# Input material

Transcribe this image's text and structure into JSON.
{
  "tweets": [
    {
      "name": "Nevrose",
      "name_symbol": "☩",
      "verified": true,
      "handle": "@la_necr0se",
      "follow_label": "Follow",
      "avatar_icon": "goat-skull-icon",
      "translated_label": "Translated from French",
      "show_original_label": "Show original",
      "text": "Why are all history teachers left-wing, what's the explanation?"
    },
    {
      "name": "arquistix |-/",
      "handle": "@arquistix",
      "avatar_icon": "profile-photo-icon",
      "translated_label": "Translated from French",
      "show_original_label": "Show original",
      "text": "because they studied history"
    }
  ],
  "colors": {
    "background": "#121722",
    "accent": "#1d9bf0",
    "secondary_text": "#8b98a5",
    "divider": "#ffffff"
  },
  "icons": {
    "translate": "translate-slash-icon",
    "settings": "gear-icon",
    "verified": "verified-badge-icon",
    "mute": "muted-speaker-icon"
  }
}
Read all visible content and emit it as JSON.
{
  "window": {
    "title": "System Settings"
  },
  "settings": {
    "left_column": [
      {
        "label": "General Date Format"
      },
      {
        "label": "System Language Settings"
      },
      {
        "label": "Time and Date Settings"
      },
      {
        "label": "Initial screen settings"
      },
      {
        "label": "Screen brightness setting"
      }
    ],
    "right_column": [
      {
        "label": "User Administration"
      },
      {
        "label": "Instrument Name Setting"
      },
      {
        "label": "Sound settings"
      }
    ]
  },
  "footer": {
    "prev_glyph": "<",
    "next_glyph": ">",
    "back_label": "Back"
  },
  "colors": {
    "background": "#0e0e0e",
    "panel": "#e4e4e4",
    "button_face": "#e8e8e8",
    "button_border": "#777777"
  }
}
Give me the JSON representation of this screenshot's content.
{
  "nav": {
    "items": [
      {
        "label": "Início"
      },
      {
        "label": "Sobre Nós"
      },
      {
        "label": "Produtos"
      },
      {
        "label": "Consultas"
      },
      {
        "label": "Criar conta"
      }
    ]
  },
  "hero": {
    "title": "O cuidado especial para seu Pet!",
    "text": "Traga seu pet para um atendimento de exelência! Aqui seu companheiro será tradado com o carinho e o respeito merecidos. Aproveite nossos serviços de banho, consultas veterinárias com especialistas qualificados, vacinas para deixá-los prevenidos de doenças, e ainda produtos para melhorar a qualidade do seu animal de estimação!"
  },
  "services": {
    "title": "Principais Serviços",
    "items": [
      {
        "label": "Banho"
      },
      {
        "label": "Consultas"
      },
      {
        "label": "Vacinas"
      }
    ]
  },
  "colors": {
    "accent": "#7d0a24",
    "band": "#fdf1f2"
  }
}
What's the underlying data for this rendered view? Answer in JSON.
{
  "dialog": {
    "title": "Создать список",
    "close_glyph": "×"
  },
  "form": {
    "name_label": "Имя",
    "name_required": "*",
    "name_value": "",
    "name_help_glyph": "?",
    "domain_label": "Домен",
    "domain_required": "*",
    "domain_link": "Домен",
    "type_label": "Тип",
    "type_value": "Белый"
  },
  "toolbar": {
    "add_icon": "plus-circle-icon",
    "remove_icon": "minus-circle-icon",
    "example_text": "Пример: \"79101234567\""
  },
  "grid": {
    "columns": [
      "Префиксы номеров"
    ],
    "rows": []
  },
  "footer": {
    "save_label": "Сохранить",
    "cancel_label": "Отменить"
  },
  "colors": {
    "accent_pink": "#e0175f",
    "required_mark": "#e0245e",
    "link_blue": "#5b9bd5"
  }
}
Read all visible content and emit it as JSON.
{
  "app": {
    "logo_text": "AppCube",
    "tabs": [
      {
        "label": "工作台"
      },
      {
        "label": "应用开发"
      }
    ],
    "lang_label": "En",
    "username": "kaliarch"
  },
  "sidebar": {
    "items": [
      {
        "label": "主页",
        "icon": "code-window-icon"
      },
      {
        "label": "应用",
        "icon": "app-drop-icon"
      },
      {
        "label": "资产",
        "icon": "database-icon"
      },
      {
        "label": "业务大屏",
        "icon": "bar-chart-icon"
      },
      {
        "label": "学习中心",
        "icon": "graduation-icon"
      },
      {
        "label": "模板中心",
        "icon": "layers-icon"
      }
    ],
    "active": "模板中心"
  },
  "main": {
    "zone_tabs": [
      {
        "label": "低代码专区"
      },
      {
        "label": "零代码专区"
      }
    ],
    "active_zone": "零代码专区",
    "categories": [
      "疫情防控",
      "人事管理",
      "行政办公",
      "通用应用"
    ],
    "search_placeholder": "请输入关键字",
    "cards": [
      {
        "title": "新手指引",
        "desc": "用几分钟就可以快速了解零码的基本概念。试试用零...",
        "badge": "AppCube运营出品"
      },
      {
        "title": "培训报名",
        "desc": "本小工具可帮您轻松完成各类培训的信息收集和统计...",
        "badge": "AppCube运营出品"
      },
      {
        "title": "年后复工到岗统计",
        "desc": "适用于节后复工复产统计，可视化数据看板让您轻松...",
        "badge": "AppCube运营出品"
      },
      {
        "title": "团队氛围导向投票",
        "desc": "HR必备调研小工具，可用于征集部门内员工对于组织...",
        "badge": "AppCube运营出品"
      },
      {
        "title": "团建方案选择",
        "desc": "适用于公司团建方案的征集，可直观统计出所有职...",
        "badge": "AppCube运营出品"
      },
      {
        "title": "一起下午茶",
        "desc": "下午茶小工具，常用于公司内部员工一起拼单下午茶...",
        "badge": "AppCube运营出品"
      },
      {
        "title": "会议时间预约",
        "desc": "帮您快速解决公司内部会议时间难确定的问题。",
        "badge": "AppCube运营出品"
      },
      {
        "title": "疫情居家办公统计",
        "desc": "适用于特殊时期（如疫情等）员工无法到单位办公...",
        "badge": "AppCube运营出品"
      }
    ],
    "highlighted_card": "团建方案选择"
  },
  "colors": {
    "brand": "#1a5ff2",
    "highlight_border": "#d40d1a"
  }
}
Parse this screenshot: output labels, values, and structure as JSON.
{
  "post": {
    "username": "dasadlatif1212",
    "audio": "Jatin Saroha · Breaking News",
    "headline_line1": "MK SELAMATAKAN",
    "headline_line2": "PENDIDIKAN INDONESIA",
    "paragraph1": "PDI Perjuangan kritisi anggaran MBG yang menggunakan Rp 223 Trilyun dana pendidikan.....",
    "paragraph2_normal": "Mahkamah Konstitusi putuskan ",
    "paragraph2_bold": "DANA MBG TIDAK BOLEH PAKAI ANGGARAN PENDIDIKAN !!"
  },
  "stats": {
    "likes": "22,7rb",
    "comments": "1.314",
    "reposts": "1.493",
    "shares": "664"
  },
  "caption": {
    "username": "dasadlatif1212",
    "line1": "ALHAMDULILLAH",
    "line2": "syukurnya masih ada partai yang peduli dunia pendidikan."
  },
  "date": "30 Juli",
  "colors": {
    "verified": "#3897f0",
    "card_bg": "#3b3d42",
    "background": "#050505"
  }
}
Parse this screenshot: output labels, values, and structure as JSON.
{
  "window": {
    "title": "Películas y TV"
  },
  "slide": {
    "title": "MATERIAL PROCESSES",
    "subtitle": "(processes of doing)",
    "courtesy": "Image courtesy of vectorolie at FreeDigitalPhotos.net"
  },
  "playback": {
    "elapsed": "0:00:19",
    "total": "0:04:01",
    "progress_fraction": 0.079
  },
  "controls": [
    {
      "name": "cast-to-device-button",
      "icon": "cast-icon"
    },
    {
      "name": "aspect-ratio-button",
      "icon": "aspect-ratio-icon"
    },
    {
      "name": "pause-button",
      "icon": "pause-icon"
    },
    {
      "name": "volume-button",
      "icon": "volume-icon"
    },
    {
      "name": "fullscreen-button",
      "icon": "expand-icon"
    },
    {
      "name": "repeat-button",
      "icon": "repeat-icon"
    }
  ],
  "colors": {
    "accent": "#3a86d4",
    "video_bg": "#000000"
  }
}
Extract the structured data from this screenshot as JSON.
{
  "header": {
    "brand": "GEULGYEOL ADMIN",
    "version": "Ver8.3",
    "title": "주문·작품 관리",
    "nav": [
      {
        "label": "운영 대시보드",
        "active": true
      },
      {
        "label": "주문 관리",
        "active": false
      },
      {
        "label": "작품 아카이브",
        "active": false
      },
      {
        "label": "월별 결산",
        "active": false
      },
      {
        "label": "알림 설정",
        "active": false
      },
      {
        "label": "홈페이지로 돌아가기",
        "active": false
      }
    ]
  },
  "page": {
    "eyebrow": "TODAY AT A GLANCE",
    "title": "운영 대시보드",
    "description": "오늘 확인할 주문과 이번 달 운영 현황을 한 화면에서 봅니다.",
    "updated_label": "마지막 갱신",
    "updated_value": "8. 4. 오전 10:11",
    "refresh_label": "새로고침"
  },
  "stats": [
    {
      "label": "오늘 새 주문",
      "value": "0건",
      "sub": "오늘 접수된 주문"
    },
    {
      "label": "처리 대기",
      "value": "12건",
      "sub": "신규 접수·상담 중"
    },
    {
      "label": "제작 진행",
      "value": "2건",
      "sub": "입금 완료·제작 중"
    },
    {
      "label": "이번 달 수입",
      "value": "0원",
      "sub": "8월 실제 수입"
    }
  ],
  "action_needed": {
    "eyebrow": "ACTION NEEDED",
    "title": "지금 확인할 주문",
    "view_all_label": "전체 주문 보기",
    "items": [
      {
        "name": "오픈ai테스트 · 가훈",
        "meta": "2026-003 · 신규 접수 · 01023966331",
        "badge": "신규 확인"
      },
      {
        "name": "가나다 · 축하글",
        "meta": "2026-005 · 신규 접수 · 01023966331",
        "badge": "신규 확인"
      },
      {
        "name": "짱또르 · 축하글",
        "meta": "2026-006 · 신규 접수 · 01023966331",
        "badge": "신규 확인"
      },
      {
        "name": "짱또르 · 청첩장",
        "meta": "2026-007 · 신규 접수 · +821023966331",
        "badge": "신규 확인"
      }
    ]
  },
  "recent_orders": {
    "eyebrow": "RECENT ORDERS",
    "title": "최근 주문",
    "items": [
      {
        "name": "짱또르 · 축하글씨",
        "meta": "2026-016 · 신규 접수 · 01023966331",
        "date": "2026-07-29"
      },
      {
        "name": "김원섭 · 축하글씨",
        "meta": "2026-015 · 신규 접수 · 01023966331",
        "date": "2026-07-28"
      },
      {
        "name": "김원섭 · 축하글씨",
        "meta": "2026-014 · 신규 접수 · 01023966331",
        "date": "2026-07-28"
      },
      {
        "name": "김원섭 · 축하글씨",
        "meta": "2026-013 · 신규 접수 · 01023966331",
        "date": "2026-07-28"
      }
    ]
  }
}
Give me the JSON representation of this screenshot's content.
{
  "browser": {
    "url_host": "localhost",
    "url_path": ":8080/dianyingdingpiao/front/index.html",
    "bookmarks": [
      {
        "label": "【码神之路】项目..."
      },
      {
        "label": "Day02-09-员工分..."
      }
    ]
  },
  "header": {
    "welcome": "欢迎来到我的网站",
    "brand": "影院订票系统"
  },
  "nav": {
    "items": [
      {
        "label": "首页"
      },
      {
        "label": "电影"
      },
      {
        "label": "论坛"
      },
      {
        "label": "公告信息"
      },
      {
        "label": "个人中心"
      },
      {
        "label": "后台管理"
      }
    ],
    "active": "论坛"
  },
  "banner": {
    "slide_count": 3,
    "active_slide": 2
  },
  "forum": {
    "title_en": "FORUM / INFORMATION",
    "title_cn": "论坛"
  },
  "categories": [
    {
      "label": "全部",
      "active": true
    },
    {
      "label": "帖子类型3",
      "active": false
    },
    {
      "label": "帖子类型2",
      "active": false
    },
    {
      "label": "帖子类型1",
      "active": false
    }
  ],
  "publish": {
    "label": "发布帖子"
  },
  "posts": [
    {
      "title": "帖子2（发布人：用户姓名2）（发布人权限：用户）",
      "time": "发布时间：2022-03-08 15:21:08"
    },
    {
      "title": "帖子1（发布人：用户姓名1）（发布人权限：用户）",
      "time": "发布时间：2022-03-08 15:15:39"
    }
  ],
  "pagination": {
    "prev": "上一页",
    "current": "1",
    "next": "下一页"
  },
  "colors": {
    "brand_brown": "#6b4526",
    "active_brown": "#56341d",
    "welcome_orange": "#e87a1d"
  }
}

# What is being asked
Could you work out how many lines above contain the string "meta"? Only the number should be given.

# Result for this task
8